## EXERCISE
Retype the records that follow, every line exactly as written.

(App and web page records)

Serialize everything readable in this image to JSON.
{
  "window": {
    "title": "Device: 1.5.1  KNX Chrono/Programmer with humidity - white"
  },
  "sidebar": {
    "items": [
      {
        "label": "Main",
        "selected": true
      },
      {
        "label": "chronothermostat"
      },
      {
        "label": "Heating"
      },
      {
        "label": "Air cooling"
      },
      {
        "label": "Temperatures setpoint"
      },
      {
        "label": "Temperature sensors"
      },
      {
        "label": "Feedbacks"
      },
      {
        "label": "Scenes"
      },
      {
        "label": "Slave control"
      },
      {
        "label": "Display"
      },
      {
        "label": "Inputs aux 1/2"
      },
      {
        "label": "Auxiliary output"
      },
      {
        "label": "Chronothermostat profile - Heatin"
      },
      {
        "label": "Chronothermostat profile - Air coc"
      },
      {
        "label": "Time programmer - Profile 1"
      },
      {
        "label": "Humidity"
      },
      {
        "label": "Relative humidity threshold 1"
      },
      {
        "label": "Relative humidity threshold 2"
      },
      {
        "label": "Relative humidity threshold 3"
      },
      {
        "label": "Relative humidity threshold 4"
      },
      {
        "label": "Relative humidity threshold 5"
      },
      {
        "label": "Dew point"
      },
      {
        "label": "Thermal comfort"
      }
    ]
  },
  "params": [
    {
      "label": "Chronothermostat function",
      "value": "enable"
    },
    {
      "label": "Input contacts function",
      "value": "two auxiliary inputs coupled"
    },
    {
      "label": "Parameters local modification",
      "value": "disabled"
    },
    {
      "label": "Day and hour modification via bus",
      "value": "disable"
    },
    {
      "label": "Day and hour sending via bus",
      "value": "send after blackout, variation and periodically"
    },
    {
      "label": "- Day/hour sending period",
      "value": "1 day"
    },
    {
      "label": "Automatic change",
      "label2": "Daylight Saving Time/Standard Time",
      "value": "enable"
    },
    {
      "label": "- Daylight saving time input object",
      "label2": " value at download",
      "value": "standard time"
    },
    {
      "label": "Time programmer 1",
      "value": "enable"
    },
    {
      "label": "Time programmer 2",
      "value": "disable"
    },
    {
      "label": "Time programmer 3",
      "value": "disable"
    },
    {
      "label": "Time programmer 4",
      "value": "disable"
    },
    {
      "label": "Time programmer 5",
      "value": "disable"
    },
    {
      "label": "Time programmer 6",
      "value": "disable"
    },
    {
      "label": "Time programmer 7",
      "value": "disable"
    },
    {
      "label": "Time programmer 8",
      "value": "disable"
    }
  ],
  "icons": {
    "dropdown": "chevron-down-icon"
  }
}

## EXERCISE OUTPUT
Serialize everything readable in this image to JSON.
{
  "window": {
    "title": "Device: 1.5.1  KNX Chrono/Programmer with humidity - white"
  },
  "sidebar": {
    "items": [
      {
        "label": "Main",
        "selected": true
      },
      {
        "label": "chronothermostat"
      },
      {
        "label": "Heating"
      },
      {
        "label": "Air cooling"
      },
      {
        "label": "Temperatures setpoint"
      },
      {
        "label": "Temperature sensors"
      },
      {
        "label": "Feedbacks"
      },
      {
        "label": "Scenes"
      },
      {
        "label": "Slave control"
      },
      {
        "label": "Display"
      },
      {
        "label": "Inputs aux 1/2"
      },
      {
        "label": "Auxiliary output"
      },
      {
        "label": "Chronothermostat profile - Heatin"
      },
      {
        "label": "Chronothermostat profile - Air coc"
      },
      {
        "label": "Time programmer - Profile 1"
      },
      {
        "label": "Humidity"
      },
      {
        "label": "Relative humidity threshold 1"
      },
      {
        "label": "Relative humidity threshold 2"
      },
      {
        "label": "Relative humidity threshold 3"
      },
      {
        "label": "Relative humidity threshold 4"
      },
      {
        "label": "Relative humidity threshold 5"
      },
      {
        "label": "Dew point"
      },
      {
        "label": "Thermal comfort"
      }
    ]
  },
  "params": [
    {
      "label": "Chronothermostat function",
      "value": "enable"
    },
    {
      "label": "Input contacts function",
      "value": "two auxiliary inputs coupled"
    },
    {
      "label": "Parameters local modification",
      "value": "disabled"
    },
    {
      "label": "Day and hour modification via bus",
      "value": "disable"
    },
    {
      "label": "Day and hour sending via bus",
      "value": "send after blackout, variation and periodically"
    },
    {
      "label": "- Day/hour sending period",
      "value": "1 day"
    },
    {
      "label": "Automatic change",
      "label2": "Daylight Saving Time/Standard Time",
      "value": "enable"
    },
    {
      "label": "- Daylight saving time input object",
      "label2": " value at download",
      "value": "standard time"
    },
    {
      "label": "Time programmer 1",
      "value": "enable"
    },
    {
      "label": "Time programmer 2",
      "value": "disable"
    },
    {
      "label": "Time programmer 3",
      "value": "disable"
    },
    {
      "label": "Time programmer 4",
      "value": "disable"
    },
    {
      "label": "Time programmer 5",
      "value": "disable"
    },
    {
      "label": "Time programmer 6",
      "value": "disable"
    },
    {
      "label": "Time programmer 7",
      "value": "disable"
    },
    {
      "label": "Time programmer 8",
      "value": "disable"
    }
  ],
  "icons": {
    "dropdown": "chevron-down-icon"
  }
}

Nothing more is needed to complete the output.